But still, you have to question the origins of their legacy. As people my age continue to wield some power, it's starting to feel distinctly like Pearl Jam is being given a pass because the idea of launching an attack against the band that rescued you from suburban hell and helped make you the person you are today isn't terribly appealing. (I also suspect people maintain a soft spot for Vedder because of the possibility, however unlikely, that he offers some indication of what Kurt Cobain would have been like had he still been alive.) You get the sense that, for all the praise that's routinely heaped upon Pearl Jam, very little of it actually has anything to do with the records they've made, and it's strange, if not exactly infuriating.

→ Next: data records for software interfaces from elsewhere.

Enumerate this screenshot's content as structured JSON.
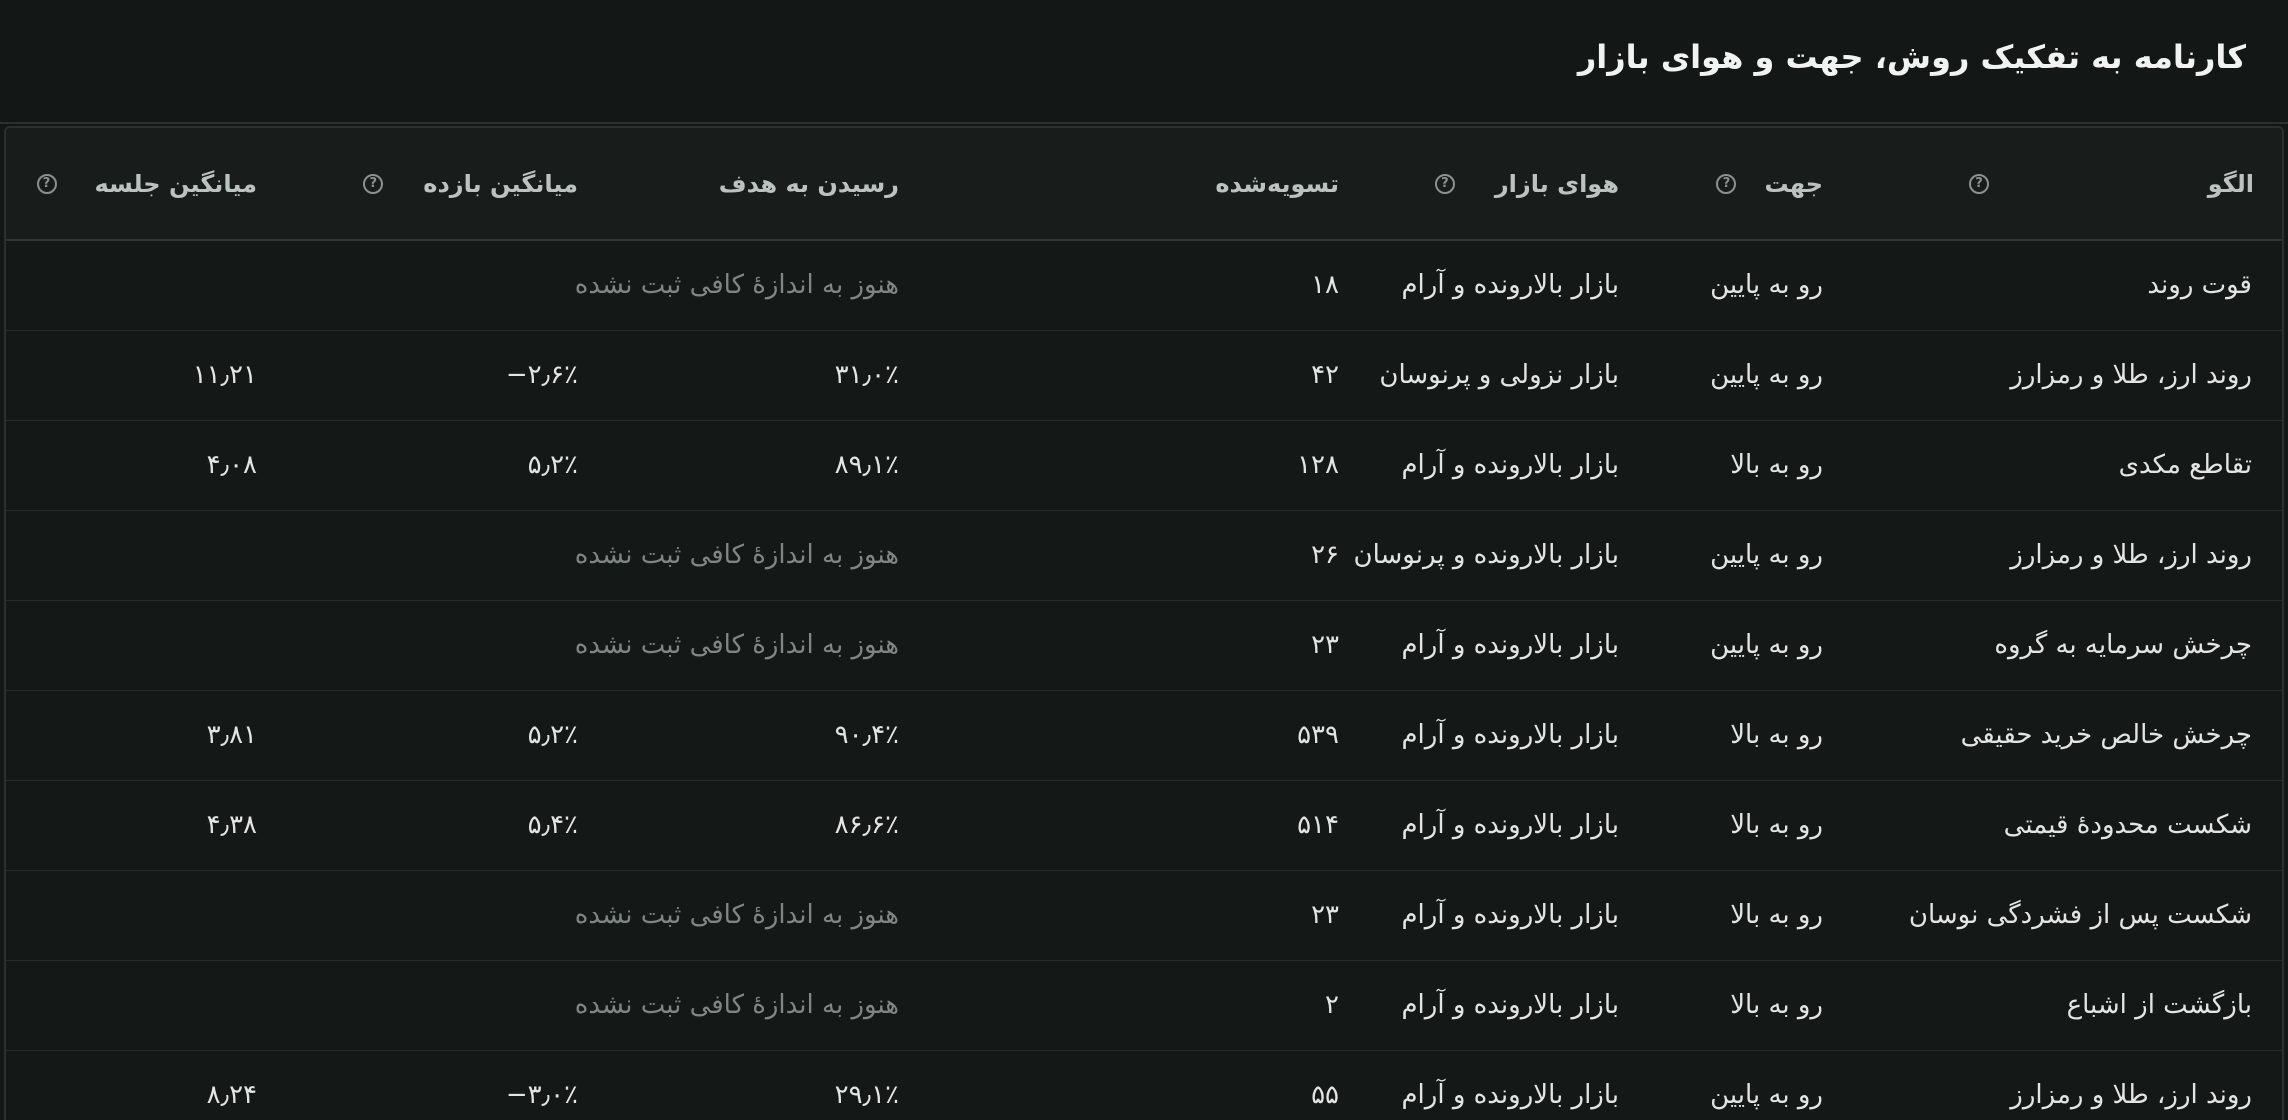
{
  "title": "کارنامه به تفکیک روش، جهت و هوای بازار",
  "columns": {
    "pattern": "الگو",
    "direction": "جهت",
    "market": "هوای بازار",
    "settled": "تسویه‌شده",
    "hit_target": "رسیدن به هدف",
    "avg_return": "میانگین بازده",
    "avg_session": "میانگین جلسه"
  },
  "help_icon": "question-circle-icon",
  "rows": [
    {
      "pattern": "قوت روند",
      "direction": "رو به پایین",
      "market": "بازار بالارونده و آرام",
      "settled": "۱۸",
      "hit_target": "هنوز به اندازهٔ کافی ثبت نشده",
      "avg_return": "",
      "avg_session": ""
    },
    {
      "pattern": "روند ارز، طلا و رمزارز",
      "direction": "رو به پایین",
      "market": "بازار نزولی و پرنوسان",
      "settled": "۴۲",
      "hit_target": "۳۱٫۰٪",
      "avg_return": "−۲٫۶٪",
      "avg_session": "۱۱٫۲۱"
    },
    {
      "pattern": "تقاطع مکدی",
      "direction": "رو به بالا",
      "market": "بازار بالارونده و آرام",
      "settled": "۱۲۸",
      "hit_target": "۸۹٫۱٪",
      "avg_return": "۵٫۲٪",
      "avg_session": "۴٫۰۸"
    },
    {
      "pattern": "روند ارز، طلا و رمزارز",
      "direction": "رو به پایین",
      "market": "بازار بالارونده و پرنوسان",
      "settled": "۲۶",
      "hit_target": "هنوز به اندازهٔ کافی ثبت نشده",
      "avg_return": "",
      "avg_session": ""
    },
    {
      "pattern": "چرخش سرمایه به گروه",
      "direction": "رو به پایین",
      "market": "بازار بالارونده و آرام",
      "settled": "۲۳",
      "hit_target": "هنوز به اندازهٔ کافی ثبت نشده",
      "avg_return": "",
      "avg_session": ""
    },
    {
      "pattern": "چرخش خالص خرید حقیقی",
      "direction": "رو به بالا",
      "market": "بازار بالارونده و آرام",
      "settled": "۵۳۹",
      "hit_target": "۹۰٫۴٪",
      "avg_return": "۵٫۲٪",
      "avg_session": "۳٫۸۱"
    },
    {
      "pattern": "شکست محدودهٔ قیمتی",
      "direction": "رو به بالا",
      "market": "بازار بالارونده و آرام",
      "settled": "۵۱۴",
      "hit_target": "۸۶٫۶٪",
      "avg_return": "۵٫۴٪",
      "avg_session": "۴٫۳۸"
    },
    {
      "pattern": "شکست پس از فشردگی نوسان",
      "direction": "رو به بالا",
      "market": "بازار بالارونده و آرام",
      "settled": "۲۳",
      "hit_target": "هنوز به اندازهٔ کافی ثبت نشده",
      "avg_return": "",
      "avg_session": ""
    },
    {
      "pattern": "بازگشت از اشباع",
      "direction": "رو به بالا",
      "market": "بازار بالارونده و آرام",
      "settled": "۲",
      "hit_target": "هنوز به اندازهٔ کافی ثبت نشده",
      "avg_return": "",
      "avg_session": ""
    },
    {
      "pattern": "روند ارز، طلا و رمزارز",
      "direction": "رو به پایین",
      "market": "بازار بالارونده و آرام",
      "settled": "۵۵",
      "hit_target": "۲۹٫۱٪",
      "avg_return": "−۳٫۰٪",
      "avg_session": "۸٫۲۴"
    }
  ]
}
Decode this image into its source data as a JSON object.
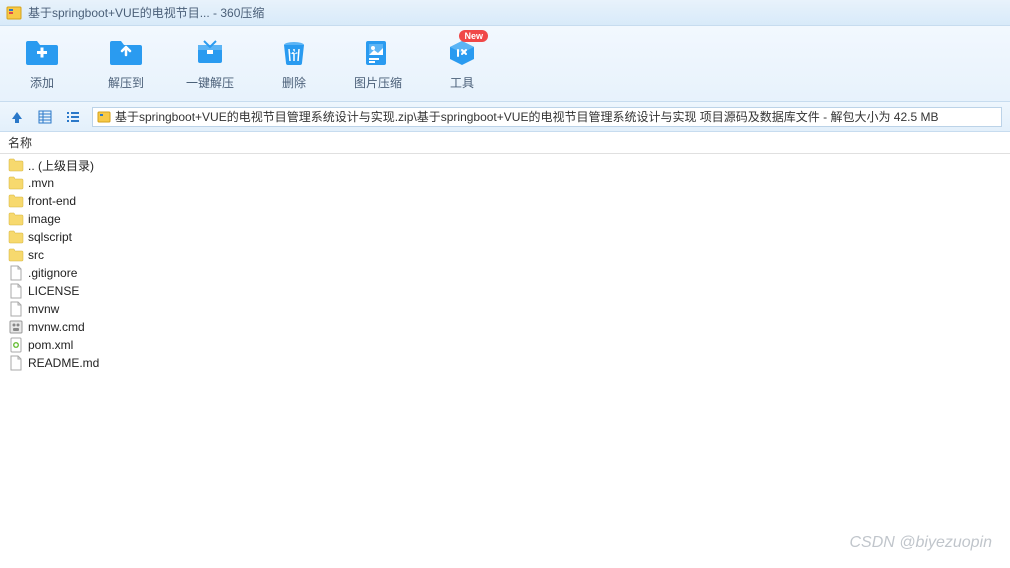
{
  "window": {
    "title": "基于springboot+VUE的电视节目... - 360压缩"
  },
  "toolbar": {
    "add": "添加",
    "extract_to": "解压到",
    "one_click_extract": "一键解压",
    "delete": "删除",
    "image_compress": "图片压缩",
    "tools": "工具",
    "new_badge": "New"
  },
  "path": {
    "text": "基于springboot+VUE的电视节目管理系统设计与实现.zip\\基于springboot+VUE的电视节目管理系统设计与实现 项目源码及数据库文件 - 解包大小为 42.5 MB"
  },
  "columns": {
    "name": "名称"
  },
  "files": [
    {
      "name": ".. (上级目录)",
      "type": "folder"
    },
    {
      "name": ".mvn",
      "type": "folder"
    },
    {
      "name": "front-end",
      "type": "folder"
    },
    {
      "name": "image",
      "type": "folder"
    },
    {
      "name": "sqlscript",
      "type": "folder"
    },
    {
      "name": "src",
      "type": "folder"
    },
    {
      "name": ".gitignore",
      "type": "file"
    },
    {
      "name": "LICENSE",
      "type": "file"
    },
    {
      "name": "mvnw",
      "type": "file"
    },
    {
      "name": "mvnw.cmd",
      "type": "cmd"
    },
    {
      "name": "pom.xml",
      "type": "xml"
    },
    {
      "name": "README.md",
      "type": "file"
    }
  ],
  "watermark": "CSDN @biyezuopin"
}
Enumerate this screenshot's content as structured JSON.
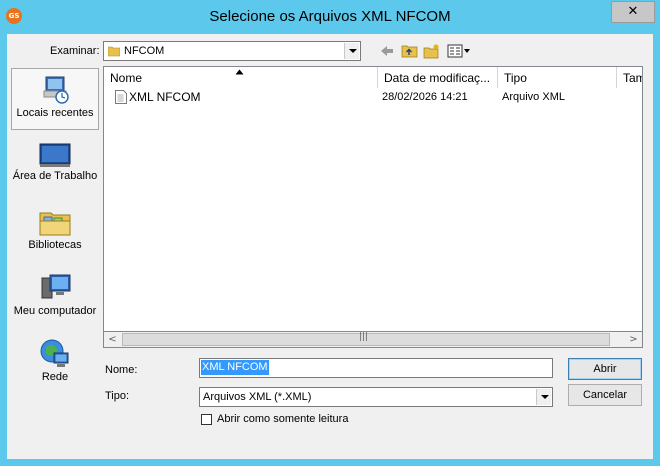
{
  "window": {
    "title": "Selecione os Arquivos XML NFCOM",
    "app_icon_text": "GS",
    "close_glyph": "✕"
  },
  "toolbar": {
    "look_in_label": "Examinar:",
    "look_in_value": "NFCOM",
    "back_icon": "back-arrow-icon",
    "up_icon": "up-folder-icon",
    "new_folder_icon": "new-folder-icon",
    "view_menu_icon": "view-menu-icon"
  },
  "places": [
    {
      "label": "Locais recentes",
      "icon": "recent-places-icon",
      "selected": true
    },
    {
      "label": "Área de Trabalho",
      "icon": "desktop-icon"
    },
    {
      "label": "Bibliotecas",
      "icon": "libraries-icon"
    },
    {
      "label": "Meu computador",
      "icon": "computer-icon"
    },
    {
      "label": "Rede",
      "icon": "network-icon"
    }
  ],
  "filelist": {
    "columns": [
      "Nome",
      "Data de modificaç...",
      "Tipo",
      "Tam"
    ],
    "rows": [
      {
        "name": "XML NFCOM",
        "modified": "28/02/2026 14:21",
        "type": "Arquivo XML"
      }
    ]
  },
  "scrollbar": {
    "left": "<",
    "right": ">",
    "grip": "|||"
  },
  "form": {
    "name_label": "Nome:",
    "name_value": "XML NFCOM",
    "type_label": "Tipo:",
    "type_value": "Arquivos XML (*.XML)",
    "readonly_label": "Abrir como somente leitura"
  },
  "buttons": {
    "open": "Abrir",
    "cancel": "Cancelar"
  },
  "colors": {
    "titlebar": "#5cc8ec",
    "selection": "#3399ff"
  }
}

In an attempt to find something nice to say about Pearl Jam that doesn't have anything to do with 13 year old me (or you), I'm going to listen to the entirety of their new record, Backspacer, which was released yesterday. As you've probably read, it's only available at Target, certain independent record stores, and iTunes. I neither understand this decision nor find it very interesting. So, onto the music.